- Stored data -
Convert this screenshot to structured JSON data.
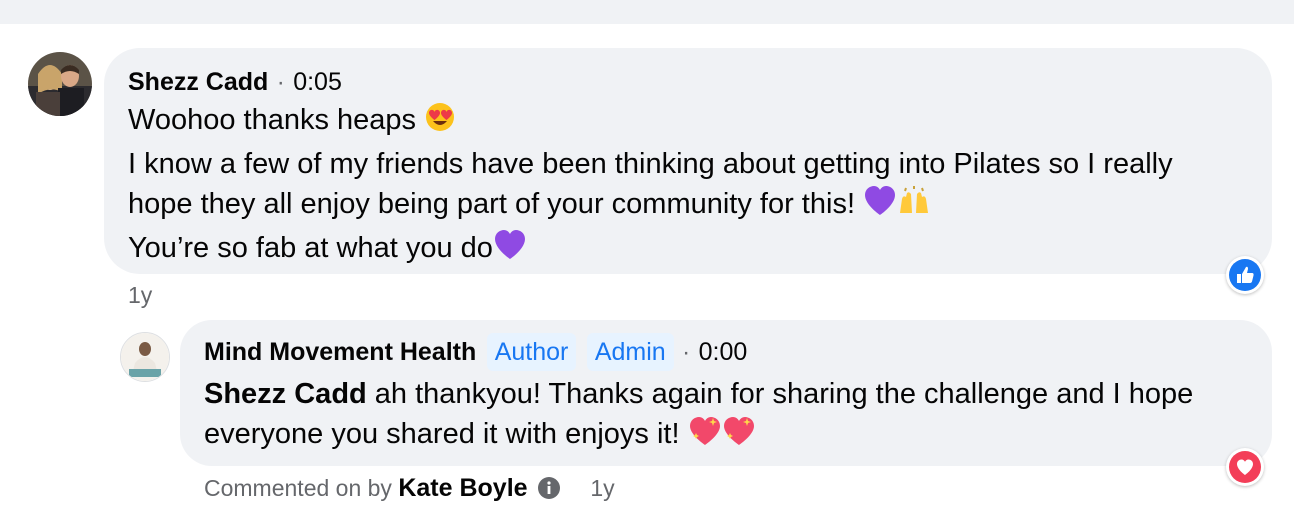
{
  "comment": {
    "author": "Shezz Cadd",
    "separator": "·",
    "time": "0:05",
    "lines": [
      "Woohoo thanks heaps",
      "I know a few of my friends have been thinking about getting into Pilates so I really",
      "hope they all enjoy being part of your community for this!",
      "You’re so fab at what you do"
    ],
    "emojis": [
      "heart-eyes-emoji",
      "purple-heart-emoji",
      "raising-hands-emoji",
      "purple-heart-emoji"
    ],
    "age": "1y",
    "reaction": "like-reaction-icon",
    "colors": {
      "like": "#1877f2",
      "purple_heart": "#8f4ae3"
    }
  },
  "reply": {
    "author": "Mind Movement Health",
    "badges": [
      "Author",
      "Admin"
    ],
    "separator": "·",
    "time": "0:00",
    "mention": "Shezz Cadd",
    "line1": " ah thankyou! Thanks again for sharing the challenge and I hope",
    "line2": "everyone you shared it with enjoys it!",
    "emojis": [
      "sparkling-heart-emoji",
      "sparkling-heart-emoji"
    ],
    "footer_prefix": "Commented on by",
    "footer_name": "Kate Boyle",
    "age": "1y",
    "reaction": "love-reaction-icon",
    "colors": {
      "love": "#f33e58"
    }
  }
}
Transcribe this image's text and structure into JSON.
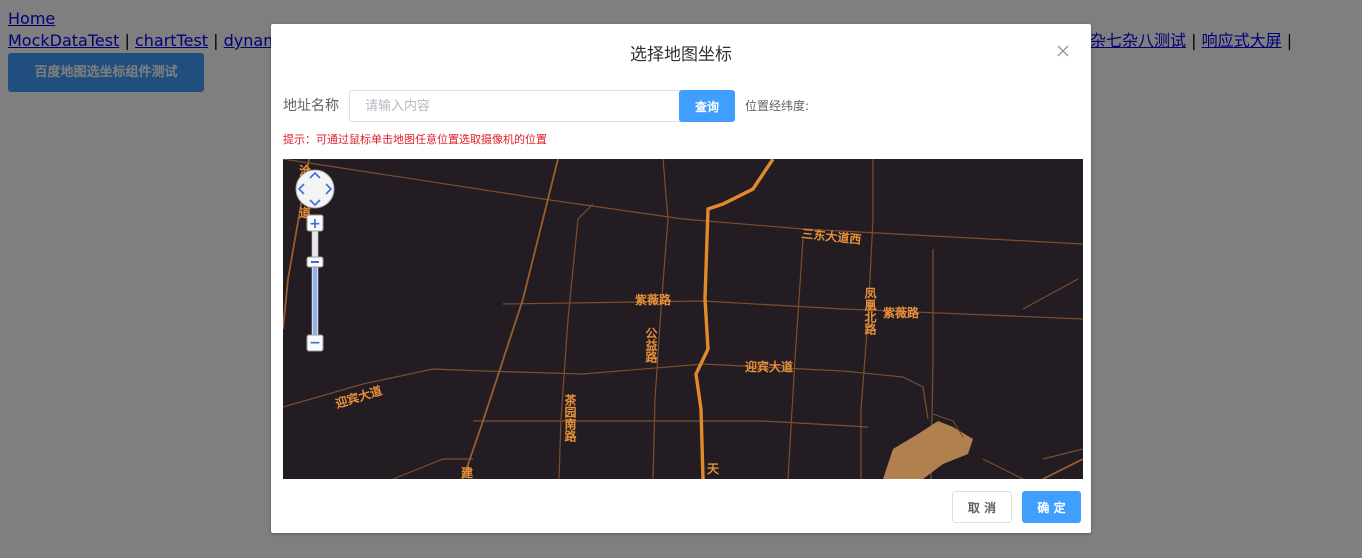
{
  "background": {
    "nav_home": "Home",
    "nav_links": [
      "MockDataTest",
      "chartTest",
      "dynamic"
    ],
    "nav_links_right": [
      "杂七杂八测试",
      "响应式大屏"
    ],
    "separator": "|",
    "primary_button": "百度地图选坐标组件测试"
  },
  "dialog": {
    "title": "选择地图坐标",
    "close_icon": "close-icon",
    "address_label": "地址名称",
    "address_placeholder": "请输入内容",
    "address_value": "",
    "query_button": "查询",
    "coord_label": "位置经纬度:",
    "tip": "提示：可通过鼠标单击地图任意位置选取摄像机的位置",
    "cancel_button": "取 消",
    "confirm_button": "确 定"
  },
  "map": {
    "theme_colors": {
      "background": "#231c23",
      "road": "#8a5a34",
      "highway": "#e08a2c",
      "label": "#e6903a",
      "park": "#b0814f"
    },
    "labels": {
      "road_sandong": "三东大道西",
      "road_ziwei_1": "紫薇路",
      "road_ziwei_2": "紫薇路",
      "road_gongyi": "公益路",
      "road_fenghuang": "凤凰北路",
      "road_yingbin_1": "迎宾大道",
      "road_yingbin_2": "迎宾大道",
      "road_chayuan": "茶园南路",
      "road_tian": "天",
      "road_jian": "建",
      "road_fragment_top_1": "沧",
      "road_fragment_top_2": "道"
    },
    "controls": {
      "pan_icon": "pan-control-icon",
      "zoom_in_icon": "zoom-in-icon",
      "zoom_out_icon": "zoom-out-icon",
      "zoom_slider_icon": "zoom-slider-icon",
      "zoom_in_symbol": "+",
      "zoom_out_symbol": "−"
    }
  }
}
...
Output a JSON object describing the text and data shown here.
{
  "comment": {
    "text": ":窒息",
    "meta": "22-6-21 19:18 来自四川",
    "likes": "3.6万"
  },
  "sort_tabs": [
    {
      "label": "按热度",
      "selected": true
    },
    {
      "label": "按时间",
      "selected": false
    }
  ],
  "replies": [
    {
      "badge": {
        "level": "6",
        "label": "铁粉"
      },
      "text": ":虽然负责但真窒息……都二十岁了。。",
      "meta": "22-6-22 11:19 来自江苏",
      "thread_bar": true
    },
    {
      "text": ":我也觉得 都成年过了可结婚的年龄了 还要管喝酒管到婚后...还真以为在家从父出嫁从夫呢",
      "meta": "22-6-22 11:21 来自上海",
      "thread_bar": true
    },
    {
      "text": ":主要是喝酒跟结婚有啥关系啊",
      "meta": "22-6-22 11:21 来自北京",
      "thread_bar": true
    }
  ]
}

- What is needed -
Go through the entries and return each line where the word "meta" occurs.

- Exercise result -
    "meta": "22-6-21 19:18 来自四川",
      "meta": "22-6-22 11:19 来自江苏",
      "meta": "22-6-22 11:21 来自上海",
      "meta": "22-6-22 11:21 来自北京",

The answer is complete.